And so the words of Jesus that we heard today are not so much a lesson in humility or table etiquette, as they are a Gospel - a good news - for you, showing the wonderful work of Jesus for you. For our Saviour who took a dropsied man, healed him, and sent him on his way, has done the same for you – taking you in Holy Baptism, healing you with His absolution, and sending you out with His food, strength, and blessing. Out into the callings, the vocations, the lives and relationships He has given you, that you may so do for others. Not because you have too. Not because that’s what the “traditional piety” tells you to do. But because that’s what the love of God in Christ Jesus compels us to do. The Gospel given to us also now lived in us.

 

And that, in the upside-down way of the Gospel, is also moving up higher! Even though it looks to the world like moving down. For when we pridefully try to move ourselves higher we are really sinking deeper into sin. But in loving and forgiving and serving others who have fallen and collapsed in sin, in shame, in difficulty, in trouble, or like those we heard about in the reading from Hebrews: the strangers, those in prison, those who are mistreated, those under oppression . . . is this not to be with the Son of God and in His place? And so to be called, to be vocationed, to a higher place, even though it looks lower and less desirable to the world and to our sinful natures. But as sons and daughters of God in Christ Jesus, we can now freely take our place with the least, with those in need.

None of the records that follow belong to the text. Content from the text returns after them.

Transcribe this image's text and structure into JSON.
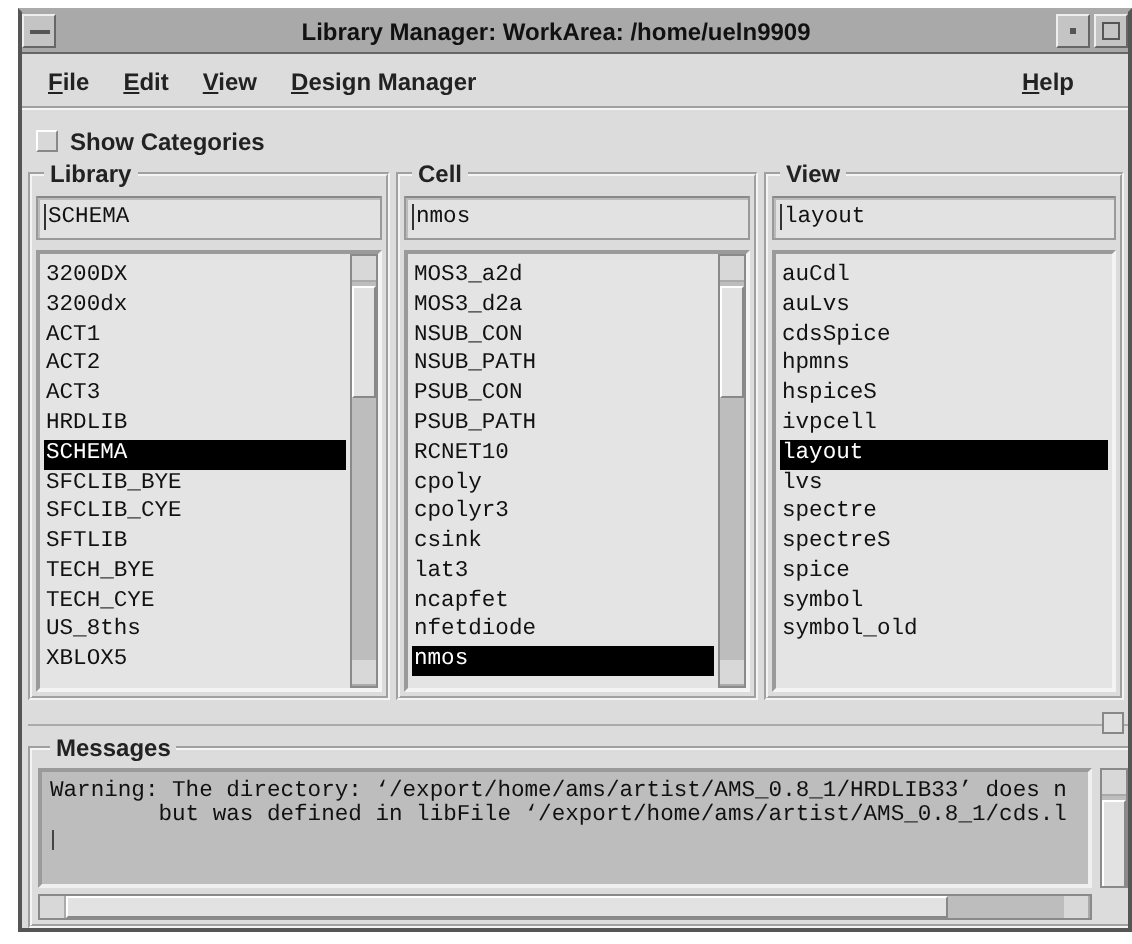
{
  "window": {
    "title": "Library Manager: WorkArea: /home/ueln9909"
  },
  "menu": [
    {
      "label": "File"
    },
    {
      "label": "Edit"
    },
    {
      "label": "View"
    },
    {
      "label": "Design Manager"
    }
  ],
  "help_menu": {
    "label": "Help"
  },
  "show_categories": {
    "label": "Show Categories",
    "checked": false
  },
  "columns": [
    {
      "title": "Library",
      "value": "SCHEMA",
      "scrollbar": true,
      "items": [
        {
          "label": "3200DX",
          "selected": false
        },
        {
          "label": "3200dx",
          "selected": false
        },
        {
          "label": "ACT1",
          "selected": false
        },
        {
          "label": "ACT2",
          "selected": false
        },
        {
          "label": "ACT3",
          "selected": false
        },
        {
          "label": "HRDLIB",
          "selected": false
        },
        {
          "label": "SCHEMA",
          "selected": true
        },
        {
          "label": "SFCLIB_BYE",
          "selected": false
        },
        {
          "label": "SFCLIB_CYE",
          "selected": false
        },
        {
          "label": "SFTLIB",
          "selected": false
        },
        {
          "label": "TECH_BYE",
          "selected": false
        },
        {
          "label": "TECH_CYE",
          "selected": false
        },
        {
          "label": "US_8ths",
          "selected": false
        },
        {
          "label": "XBLOX5",
          "selected": false
        }
      ]
    },
    {
      "title": "Cell",
      "value": "nmos",
      "scrollbar": true,
      "items": [
        {
          "label": "MOS3_a2d",
          "selected": false
        },
        {
          "label": "MOS3_d2a",
          "selected": false
        },
        {
          "label": "NSUB_CON",
          "selected": false
        },
        {
          "label": "NSUB_PATH",
          "selected": false
        },
        {
          "label": "PSUB_CON",
          "selected": false
        },
        {
          "label": "PSUB_PATH",
          "selected": false
        },
        {
          "label": "RCNET10",
          "selected": false
        },
        {
          "label": "cpoly",
          "selected": false
        },
        {
          "label": "cpolyr3",
          "selected": false
        },
        {
          "label": "csink",
          "selected": false
        },
        {
          "label": "lat3",
          "selected": false
        },
        {
          "label": "ncapfet",
          "selected": false
        },
        {
          "label": "nfetdiode",
          "selected": false
        },
        {
          "label": "nmos",
          "selected": true
        }
      ]
    },
    {
      "title": "View",
      "value": "layout",
      "scrollbar": false,
      "items": [
        {
          "label": "auCdl",
          "selected": false
        },
        {
          "label": "auLvs",
          "selected": false
        },
        {
          "label": "cdsSpice",
          "selected": false
        },
        {
          "label": "hpmns",
          "selected": false
        },
        {
          "label": "hspiceS",
          "selected": false
        },
        {
          "label": "ivpcell",
          "selected": false
        },
        {
          "label": "layout",
          "selected": true
        },
        {
          "label": "lvs",
          "selected": false
        },
        {
          "label": "spectre",
          "selected": false
        },
        {
          "label": "spectreS",
          "selected": false
        },
        {
          "label": "spice",
          "selected": false
        },
        {
          "label": "symbol",
          "selected": false
        },
        {
          "label": "symbol_old",
          "selected": false
        }
      ]
    }
  ],
  "messages": {
    "title": "Messages",
    "lines": [
      "Warning: The directory: ‘/export/home/ams/artist/AMS_0.8_1/HRDLIB33’ does n",
      "        but was defined in libFile ‘/export/home/ams/artist/AMS_0.8_1/cds.l"
    ]
  }
}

Knowing there is no higher place to be. And this not in order to be repaid, but because we have already received what is far beyond the price of silver and gold – the body and blood and life of Jesus, which will never end.

 

What will end are the things of this world. But when they do, Jesus wants you to know, His door will still be open to you. For when the things of this world end for you - whether that is at the end of a long, full life, or a life ended too soon by disease or accident or tragedy - you will enter that heavenly sanctuary, where your Bridegroom and His unending feast is waiting for you. And if you want to picture that in your mind, think of the last wedding you were at, when the bride stood at the entrance of the church looking to her groom, and the groom stood at the front, looking back to his bride with joy and love for her. So it will be in that day for you and me, as the Spirit leads us to Christ Jesus, and Jesus takes us to the Father as His own. That day when all sin, pride, division, heartache, pain, and tears will be gone. When we who have suffered here with Him, will there be glorified with Him (Rom 8:17).

 

In the Name of the Father and of the (+) Son and of the Holy Spirit. Amen.

 

Now the peace of God which passes all understanding, keep your hearts and minds through faith in Christ Jesus, our Lord. Amen.